Iraq's continued dependence on oil revenues is likely to slow structural and fiscal reforms over the medium term, Moody's said in a report, which also highlighted the Opec producer's susceptibility to political risk.
"We do not expect Iraq's dependence on oil production and sensitivity to oil price swings to materially decline in the next five years," said Alexander Perjessy, a Moody's vice president and senior analyst.
Political fragmentation, elevated political and security risks and the authorities' desire to avoid social unrest are other factors affecting implementation of much-needed economic reforms, he added.
Iraq, Opec's second-largest producer derives 90 per cent of its government revenue from the sale of oil, which accounts for 60 per cent of gross domestic product.
According to the ratings agency, fiscal deficits will amount to around 4 per cent of the Iraqi economy during 2019 to 2020, following a 7.9 per cent surplus in 2018. Baghdad's current account balance is also expected to deteriorate gradually to 2 per cent of GDP deficit by next year following surpluses of 5.8 per cent and 0.8 per cent this year and in 2018.
Geopolitical tensions in the Middle East, which have concerned the transit of oil along heavily congested pathways such as the Strait of Hormuz, also pose "a significant risk to Iraq's credit profile," Moody's noted.

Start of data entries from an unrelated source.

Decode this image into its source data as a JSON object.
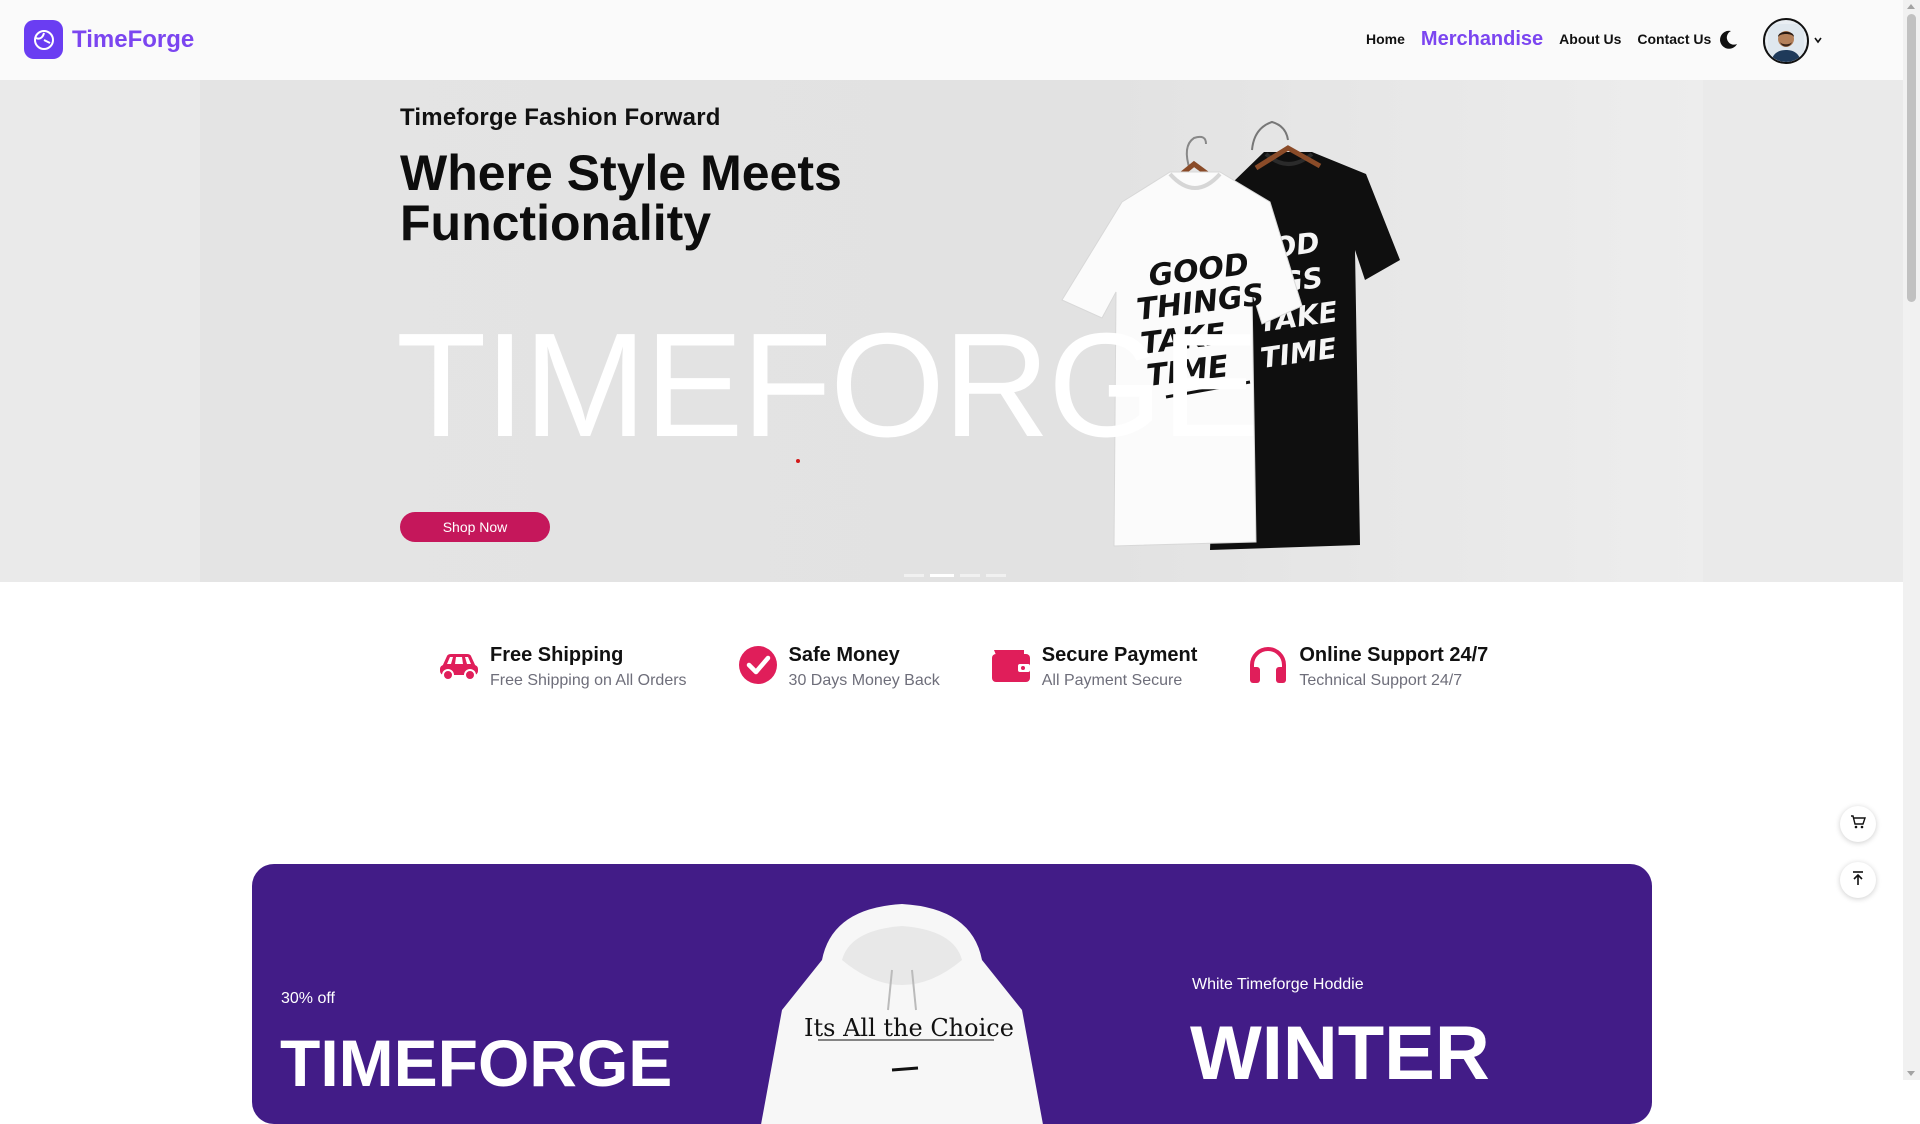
{
  "brand": {
    "name": "TimeForge",
    "accent": "#7b45f0"
  },
  "nav": {
    "items": [
      {
        "label": "Home",
        "active": false
      },
      {
        "label": "Merchandise",
        "active": true
      },
      {
        "label": "About Us",
        "active": false
      },
      {
        "label": "Contact Us",
        "active": false
      }
    ],
    "theme_toggle_icon": "moon-icon",
    "avatar_menu_icon": "chevron-down-icon"
  },
  "hero": {
    "subtitle": "Timeforge Fashion Forward",
    "title": "Where Style Meets Functionality",
    "watermark": "TIMEFORGE",
    "cta_label": "Shop Now",
    "cta_color": "#c5175b",
    "shirt_print": [
      "GOOD",
      "THINGS",
      "TAKE",
      "TIME"
    ],
    "slides": 4,
    "active_slide": 2
  },
  "features": [
    {
      "icon": "car-icon",
      "title": "Free Shipping",
      "desc": "Free Shipping on All Orders"
    },
    {
      "icon": "check-circle-icon",
      "title": "Safe Money",
      "desc": "30 Days Money Back"
    },
    {
      "icon": "wallet-icon",
      "title": "Secure Payment",
      "desc": "All Payment Secure"
    },
    {
      "icon": "headphones-icon",
      "title": "Online Support 24/7",
      "desc": "Technical Support 24/7"
    }
  ],
  "feature_icon_color": "#e01e5a",
  "floating": {
    "cart_icon": "cart-icon",
    "top_icon": "arrow-to-top-icon"
  },
  "promo": {
    "background": "#421c87",
    "discount": "30% off",
    "brand_word": "TIMEFORGE",
    "product_name": "White Timeforge Hoddie",
    "season": "WINTER",
    "hoodie_print": "Its All the Choice"
  }
}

The country has also been rocked by two days of violent protests over widespread unemployment, failing public services and state corruption, leading to the deaths of 19 people.